If heat fails, you may have to damage or destroy the cap. Drill a small hole down into the center. That allows you access to the top of the threads. If the frame is bare, then it is easy to also turn it upside down and soak from the bottom too. Soak it well with your favorite penetrant for a few days. Now try the heat again. If that fails, then drill a hole that is large enough to get a slot screwdriver into. The top of the rod has a screwdriver slot in it. This allows one to hold the rod while tightening the locking nut upon assembly. Use that slot to hold the rod from turning. Always use heat as needed.
In the worst case, you may need to cut the cap off. That is rarely needed. Once off, you can now polish it easily. It will go back on easily and work well. The caps are available new from Mobile Traditions. The hole in the cap can be welded up to save it.

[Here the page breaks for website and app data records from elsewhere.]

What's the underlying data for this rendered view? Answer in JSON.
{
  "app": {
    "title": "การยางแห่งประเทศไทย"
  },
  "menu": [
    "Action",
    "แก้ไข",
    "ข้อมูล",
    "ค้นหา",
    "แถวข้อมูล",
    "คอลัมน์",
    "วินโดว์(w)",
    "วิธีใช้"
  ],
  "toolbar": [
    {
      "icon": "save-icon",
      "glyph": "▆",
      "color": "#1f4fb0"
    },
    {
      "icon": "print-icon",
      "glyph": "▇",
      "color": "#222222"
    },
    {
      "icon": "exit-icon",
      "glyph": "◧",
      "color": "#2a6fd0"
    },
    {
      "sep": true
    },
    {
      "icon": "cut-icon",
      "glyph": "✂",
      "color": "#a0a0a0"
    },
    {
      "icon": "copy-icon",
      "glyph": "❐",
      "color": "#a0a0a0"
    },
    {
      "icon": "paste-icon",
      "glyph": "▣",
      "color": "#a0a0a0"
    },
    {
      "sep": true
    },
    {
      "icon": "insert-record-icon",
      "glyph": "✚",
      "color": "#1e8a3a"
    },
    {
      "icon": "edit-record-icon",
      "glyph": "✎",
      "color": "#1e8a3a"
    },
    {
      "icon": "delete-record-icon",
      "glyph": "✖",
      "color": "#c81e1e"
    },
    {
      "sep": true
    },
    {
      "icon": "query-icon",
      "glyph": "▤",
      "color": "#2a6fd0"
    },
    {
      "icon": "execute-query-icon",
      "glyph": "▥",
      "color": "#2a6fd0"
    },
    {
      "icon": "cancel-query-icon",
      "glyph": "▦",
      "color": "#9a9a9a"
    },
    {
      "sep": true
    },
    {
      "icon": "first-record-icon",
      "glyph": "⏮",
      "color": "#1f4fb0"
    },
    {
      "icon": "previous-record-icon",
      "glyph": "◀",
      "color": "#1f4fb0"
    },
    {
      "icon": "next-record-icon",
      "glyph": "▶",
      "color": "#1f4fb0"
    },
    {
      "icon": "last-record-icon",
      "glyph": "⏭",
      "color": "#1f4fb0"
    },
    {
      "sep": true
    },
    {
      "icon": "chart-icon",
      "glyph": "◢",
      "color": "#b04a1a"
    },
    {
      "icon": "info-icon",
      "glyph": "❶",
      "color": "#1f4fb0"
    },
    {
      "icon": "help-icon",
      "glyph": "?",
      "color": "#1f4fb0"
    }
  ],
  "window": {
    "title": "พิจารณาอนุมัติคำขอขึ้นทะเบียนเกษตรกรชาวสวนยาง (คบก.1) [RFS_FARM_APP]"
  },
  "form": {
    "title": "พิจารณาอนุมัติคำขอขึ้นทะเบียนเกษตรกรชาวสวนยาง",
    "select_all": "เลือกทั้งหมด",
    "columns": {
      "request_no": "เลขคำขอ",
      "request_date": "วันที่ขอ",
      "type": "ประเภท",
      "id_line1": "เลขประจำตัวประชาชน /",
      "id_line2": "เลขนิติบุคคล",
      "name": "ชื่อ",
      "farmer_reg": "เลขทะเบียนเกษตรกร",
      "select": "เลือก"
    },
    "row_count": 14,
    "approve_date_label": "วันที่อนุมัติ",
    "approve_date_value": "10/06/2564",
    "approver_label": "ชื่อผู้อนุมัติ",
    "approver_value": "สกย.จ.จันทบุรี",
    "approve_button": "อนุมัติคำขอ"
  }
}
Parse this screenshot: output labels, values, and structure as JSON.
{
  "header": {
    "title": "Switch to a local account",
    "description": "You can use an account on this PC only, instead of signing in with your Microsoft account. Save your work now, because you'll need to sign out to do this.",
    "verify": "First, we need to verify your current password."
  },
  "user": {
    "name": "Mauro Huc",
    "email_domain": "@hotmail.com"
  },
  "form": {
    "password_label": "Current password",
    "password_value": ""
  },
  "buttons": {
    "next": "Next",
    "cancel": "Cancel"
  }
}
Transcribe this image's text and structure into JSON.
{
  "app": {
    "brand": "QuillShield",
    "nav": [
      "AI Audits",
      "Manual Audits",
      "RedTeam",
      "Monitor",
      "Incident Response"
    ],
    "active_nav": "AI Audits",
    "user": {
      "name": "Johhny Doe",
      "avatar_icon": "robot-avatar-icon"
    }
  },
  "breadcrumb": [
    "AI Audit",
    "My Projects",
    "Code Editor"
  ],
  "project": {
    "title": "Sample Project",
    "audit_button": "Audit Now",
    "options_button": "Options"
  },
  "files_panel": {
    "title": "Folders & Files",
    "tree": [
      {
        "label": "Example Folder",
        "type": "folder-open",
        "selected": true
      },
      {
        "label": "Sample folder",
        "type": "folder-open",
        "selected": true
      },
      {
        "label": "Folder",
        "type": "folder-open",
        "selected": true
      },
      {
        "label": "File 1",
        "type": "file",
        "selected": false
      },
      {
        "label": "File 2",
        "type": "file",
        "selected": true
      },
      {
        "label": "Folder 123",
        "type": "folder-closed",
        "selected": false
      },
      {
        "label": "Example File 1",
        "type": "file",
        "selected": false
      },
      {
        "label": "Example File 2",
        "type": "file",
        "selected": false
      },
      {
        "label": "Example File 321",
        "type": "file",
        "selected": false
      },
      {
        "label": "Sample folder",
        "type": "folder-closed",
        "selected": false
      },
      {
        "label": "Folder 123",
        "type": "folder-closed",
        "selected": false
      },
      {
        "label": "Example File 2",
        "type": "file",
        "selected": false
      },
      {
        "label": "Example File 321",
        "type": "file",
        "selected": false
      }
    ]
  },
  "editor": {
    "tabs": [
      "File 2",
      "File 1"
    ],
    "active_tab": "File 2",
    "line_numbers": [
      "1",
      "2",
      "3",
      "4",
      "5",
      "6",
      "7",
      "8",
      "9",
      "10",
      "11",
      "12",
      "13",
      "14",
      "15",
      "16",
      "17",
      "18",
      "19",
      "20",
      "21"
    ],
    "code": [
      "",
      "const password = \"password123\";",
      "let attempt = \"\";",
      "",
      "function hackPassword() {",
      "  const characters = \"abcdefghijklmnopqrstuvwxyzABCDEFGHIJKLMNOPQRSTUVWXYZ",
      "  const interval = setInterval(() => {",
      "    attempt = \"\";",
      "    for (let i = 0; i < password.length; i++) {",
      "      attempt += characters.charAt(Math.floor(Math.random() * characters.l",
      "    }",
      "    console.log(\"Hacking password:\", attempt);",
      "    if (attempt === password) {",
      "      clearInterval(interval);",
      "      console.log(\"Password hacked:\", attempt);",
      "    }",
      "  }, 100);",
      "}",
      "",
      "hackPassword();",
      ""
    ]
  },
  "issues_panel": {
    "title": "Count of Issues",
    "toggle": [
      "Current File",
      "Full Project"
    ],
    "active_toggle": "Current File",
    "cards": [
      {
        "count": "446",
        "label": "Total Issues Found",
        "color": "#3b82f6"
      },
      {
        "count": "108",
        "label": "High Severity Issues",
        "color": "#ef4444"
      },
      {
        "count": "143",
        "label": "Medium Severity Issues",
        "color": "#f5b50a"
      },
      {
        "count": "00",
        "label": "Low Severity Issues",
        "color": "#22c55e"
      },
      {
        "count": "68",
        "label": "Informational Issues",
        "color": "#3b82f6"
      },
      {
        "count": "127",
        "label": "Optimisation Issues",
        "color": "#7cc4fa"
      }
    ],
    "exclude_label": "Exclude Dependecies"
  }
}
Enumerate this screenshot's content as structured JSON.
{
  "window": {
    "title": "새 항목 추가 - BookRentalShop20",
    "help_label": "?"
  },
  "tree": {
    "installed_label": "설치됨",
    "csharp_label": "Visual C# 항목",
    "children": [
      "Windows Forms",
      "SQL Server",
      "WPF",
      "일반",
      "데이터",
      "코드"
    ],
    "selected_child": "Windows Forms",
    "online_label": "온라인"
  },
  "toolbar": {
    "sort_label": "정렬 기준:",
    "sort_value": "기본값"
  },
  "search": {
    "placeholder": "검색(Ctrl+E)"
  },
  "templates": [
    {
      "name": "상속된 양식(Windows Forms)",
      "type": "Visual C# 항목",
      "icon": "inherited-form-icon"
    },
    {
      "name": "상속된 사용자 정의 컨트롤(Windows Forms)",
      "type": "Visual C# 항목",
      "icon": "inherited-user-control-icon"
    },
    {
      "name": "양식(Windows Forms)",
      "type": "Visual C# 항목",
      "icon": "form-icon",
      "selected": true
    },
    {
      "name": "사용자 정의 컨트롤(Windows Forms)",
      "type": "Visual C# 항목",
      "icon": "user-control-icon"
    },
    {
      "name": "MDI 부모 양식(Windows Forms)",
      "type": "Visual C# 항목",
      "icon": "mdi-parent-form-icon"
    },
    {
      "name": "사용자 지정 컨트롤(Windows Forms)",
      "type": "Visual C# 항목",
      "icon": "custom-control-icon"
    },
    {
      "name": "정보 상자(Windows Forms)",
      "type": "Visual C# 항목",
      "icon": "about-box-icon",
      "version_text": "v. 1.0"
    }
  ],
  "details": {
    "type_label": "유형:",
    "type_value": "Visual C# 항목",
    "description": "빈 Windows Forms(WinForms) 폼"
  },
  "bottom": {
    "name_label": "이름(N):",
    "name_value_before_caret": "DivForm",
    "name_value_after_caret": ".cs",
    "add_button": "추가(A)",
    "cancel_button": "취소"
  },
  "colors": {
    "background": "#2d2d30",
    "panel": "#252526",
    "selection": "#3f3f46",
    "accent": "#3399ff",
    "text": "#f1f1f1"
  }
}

Feedback from Eric, I haven’t tried it, but it sounds great.
I might share a recent episode with the group in case it might help a few here or there. I bought some shock covers to put on my coverless shocks and started the project last night. I read Duane’s article on one-person and two-person disassembly and thought I’d have a go on the one-person version. Not being a big fan of torches (call me a wuss), I went to one of the guys out in the shop (I sell garbage trucks, and we have a six-bay garage here to service them) to see how we could take a little bitty 9mm wrench and get the top off the shock off. He said, “heat it.” After explaining my wussiness, he then handed me a 2 1/2 foot skinny steel pipe. “Leverage,” he said. In the absence of a spring compressor, he also handed me a couple of nylon ties to feed through the spring and tighten them up a bit. It worked like a charm. I stuck the head of the shock in the vise and went to work. The ties pulled the springs down about an inch and a half, and I stuck the pipe over the 9mm wrench, and…..viola!!!…… the rod was loose in no time. This was by far the quickest job I’ve done on a motorcycle.
Updated 15 July 2022